Second, the man addresses Jesus as one fully transparent. He is a chief among sinners and everyone knows it - including him. In rebuking his partner for joining the crowd and the soldiers in mocking our Lord, the thief confesses that he and his partner deserve the sentence of death. "We are getting what we deserve," he said, "Jesus has done nothing wrong." Perhaps, this is the first time remorse and repentance brings him to a new place. Impending death does what parental warnings, countless incarcerations, pangs of conscience could never accomplish. Here, at last, the dying thief does what we must do along the way, repent of our sins. No repentance, no forgiveness. No repentance, no leading a new life.

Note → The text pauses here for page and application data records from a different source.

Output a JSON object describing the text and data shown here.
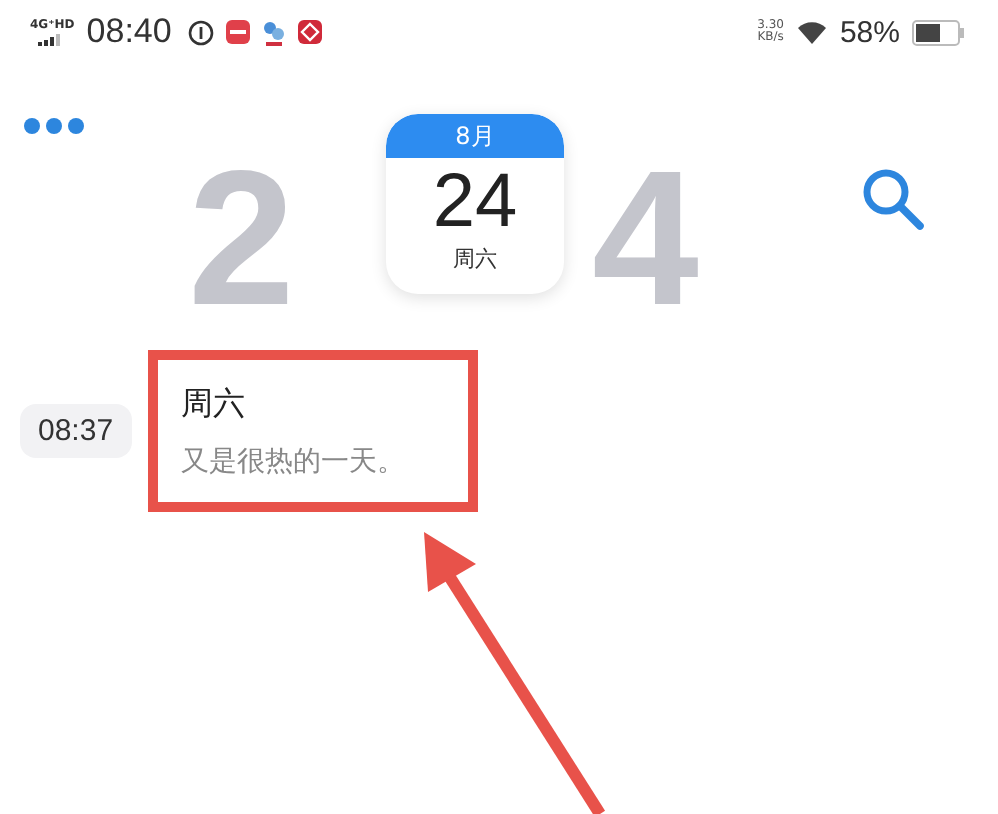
{
  "status_bar": {
    "network": "4G⁺HD",
    "time": "08:40",
    "speed": "3.30",
    "speed_unit": "KB/s",
    "battery": "58%"
  },
  "header": {
    "year_digits": [
      "2",
      "4"
    ],
    "calendar": {
      "month": "8月",
      "day": "24",
      "weekday": "周六"
    }
  },
  "entries": [
    {
      "time": "08:37",
      "title": "周六",
      "body": "又是很热的一天。",
      "highlighted": true
    }
  ]
}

Third, the repentant thief knows that he deserves no mercy. But he asks our Lord to remember him when he comes into his kingdom. Why not just say, ‘remember me’ or ‘save me Jesus, save me now’ and jettison the kingdom language? He may be praying with purpose more than we know. If one looks at the naming stories of Mary's baby in Luke and Matthew, we may understand his request even more. In Luke, Mary is commanded to name her son “Jesus”. Also, she is told he will be great - that there would be “no end to his kingdom.” If the thief is familiar with this birth story, he knows that Jesus' kingdom will have no end. Would we not want to be present with one whose kingdom has no end? Of course. In the Gospel of Matthew, the angel of the Lord tells Joseph to name the baby of his pregnant wife “Jesus.” Plus, the angel reminds Joseph that their son Jesus will save the people from their sins. He is a sinner in need of salvation that desires to be with Jesus in paradise. To his utter shock and amazement our Lord gives him the best news at the hour of death, “Today, you shall be with me in paradise.” As I see it, the thief "went down to the grave with a shout."
You and I, our loved ones and those unborn serve a God who never ceases to amaze us with undeserved blessings. The prayer of the dying thief shows us that an answer to prayer is not always a drawn out, lengthy affair. Sometimes, Jesus answers in the blink of an eye, in a New York minute, faster than the speed of sound - that happened to the dying thief.
In the waning minutes of the sermon, I am going to do what the dying thief did - ask Jesus to remember your loved ones. "Jesus, remember our deceased now that you have come into your kingdom." Do it for them, Lord. Do it right now.
I ask because,
I heard an old, old story,
How a Savior came from glory,
How he gave his life on Calvary
To save a wretch like me;
I heard about His groaning,
Of his precious blood’s atoning,
Then I repented of my sins
And won the victory.
I heard about his healing,
Of his cleansing power revealing,
How he made the lame to walk again
And caused the blind to see;
And then I cried, "Dear Jesus
Come and heal my broken spirit,"
And somehow Jesus came and brought
To me the victory.
Oh victory in Jesus,
My Savior forever!
He sought me
And bought me
With his redeeming blood;
He loved me ere I knew him
And all my love is due him,
He plunged me to victory,
Beneath the cleansing flood.
In the name of the Father, Son and the Holy Ghost, Amen.